Lisp is an old and powerful language that influences modern languages like C#. Lisp is also difficult to jump into. I’ll outline where to go to download a compiler and the steps needed to start using Lisp today.

Lisp is known as the programmable programming language. I became interested in Lisp when I learned how many of the sexy features in C#, like anonymous delegates, were implemented in Lisp 20 years ago. I wanted to find out more about Lisp but I didn’t know where to start. The first step I found is to setup a Lisp environment.

Download a Compiler

Lisp has many different dialects. Common Lisp is one dialect. There are several different implementations of Common Lisp similar to the different implementations of C++. The first step is to choose and download a specific Lisp compiler. I decided on Steel Bank Common Lisp (SBCL) for no rhyme or reason. One hurdle to overcome is understanding the unorthodox grid of available downloads.


The secret to the grid is to look for your OS in left column and your processor in the top column. I was directed to the yellow square labeled 1.0.9. This links to a installation file called sbcl-1.0.9-x86-windows-binary.msi. Executing the installer will install some files to the in C:\Program Files\Steel Bank Common Lisp\1.0.9folder. The most important file is the sbcl.exe. I actually created a shortcut to this file and placed it in my C:\Documents and Settings\All Users\Start Menu\Programs\Lispfolder.


Stand your Ground

Running the sbcl.exe executable and firing up Lisp for the first time is a little daunting. You’ll get a sappy message about a Kitten of Death and then just a * prompt, almost mocking you saying

Here’s your Lisp environment…now what are you going to do?

Just shoot back with this and press enter:

(+ 2 3)

Lisp will reply with:


Lisp is conquered. I now feel confident in taking the next step and actually studying the language to see what it can do. For this I highly recommend Practical Common Lisp.

Future Plans
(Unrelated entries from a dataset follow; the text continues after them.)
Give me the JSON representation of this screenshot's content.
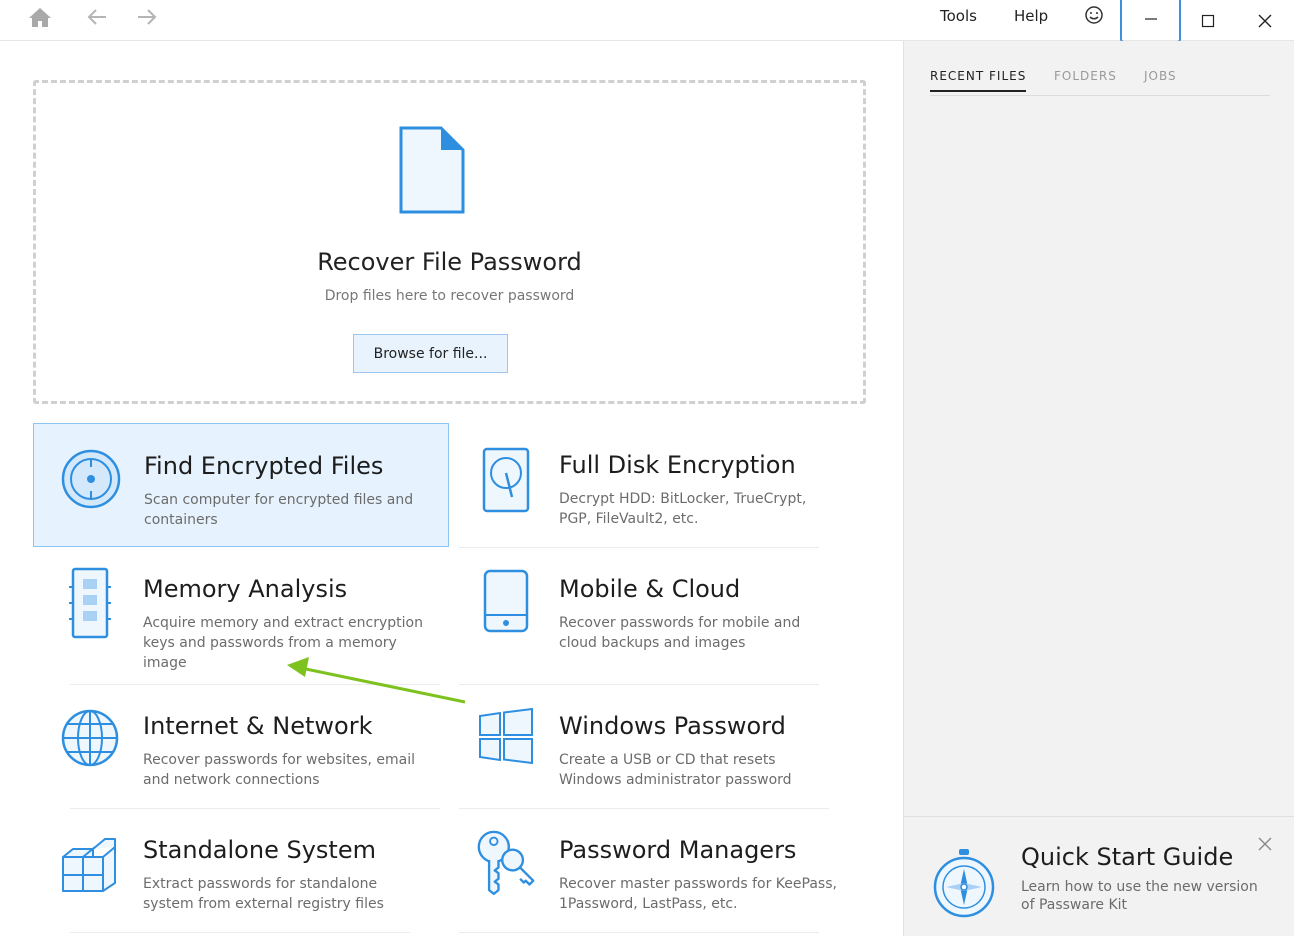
{
  "menu": {
    "tools": "Tools",
    "help": "Help"
  },
  "dropzone": {
    "title": "Recover File Password",
    "subtitle": "Drop files here to recover password",
    "browse_label": "Browse for file..."
  },
  "tiles": [
    {
      "title": "Find Encrypted Files",
      "desc": "Scan computer for encrypted files and containers",
      "icon": "disc-scan-icon"
    },
    {
      "title": "Full Disk Encryption",
      "desc": "Decrypt HDD: BitLocker, TrueCrypt, PGP, FileVault2, etc.",
      "icon": "hard-disk-icon"
    },
    {
      "title": "Memory Analysis",
      "desc": "Acquire memory and extract encryption keys and passwords from a memory image",
      "icon": "memory-chip-icon"
    },
    {
      "title": "Mobile & Cloud",
      "desc": "Recover passwords for mobile and cloud backups and images",
      "icon": "mobile-phone-icon"
    },
    {
      "title": "Internet & Network",
      "desc": "Recover passwords for websites, email and network connections",
      "icon": "globe-icon"
    },
    {
      "title": "Windows Password",
      "desc": "Create a USB or CD that resets Windows administrator password",
      "icon": "windows-logo-icon"
    },
    {
      "title": "Standalone System",
      "desc": "Extract passwords for standalone system from external registry files",
      "icon": "cubes-icon"
    },
    {
      "title": "Password Managers",
      "desc": "Recover master passwords for KeePass, 1Password, LastPass, etc.",
      "icon": "keys-icon"
    }
  ],
  "side": {
    "tabs": [
      "RECENT FILES",
      "FOLDERS",
      "JOBS"
    ],
    "active_tab": "RECENT FILES",
    "quickstart": {
      "title": "Quick Start Guide",
      "desc": "Learn how to use the new version of Passware Kit"
    }
  },
  "colors": {
    "accent": "#2e8fe0",
    "selected_bg": "#e6f3fe",
    "annotation_arrow": "#7dc21e"
  }
}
I like the idea of being able to pass around functions and redefine them on the fly. I feel similar to Lawrence and appreciate how clean the language is. It is void of a lot of keywords. I don’t have any plans of writing an entire application in Lisp, but if I run into needing a small utility app, I will definitely consider using Lisp.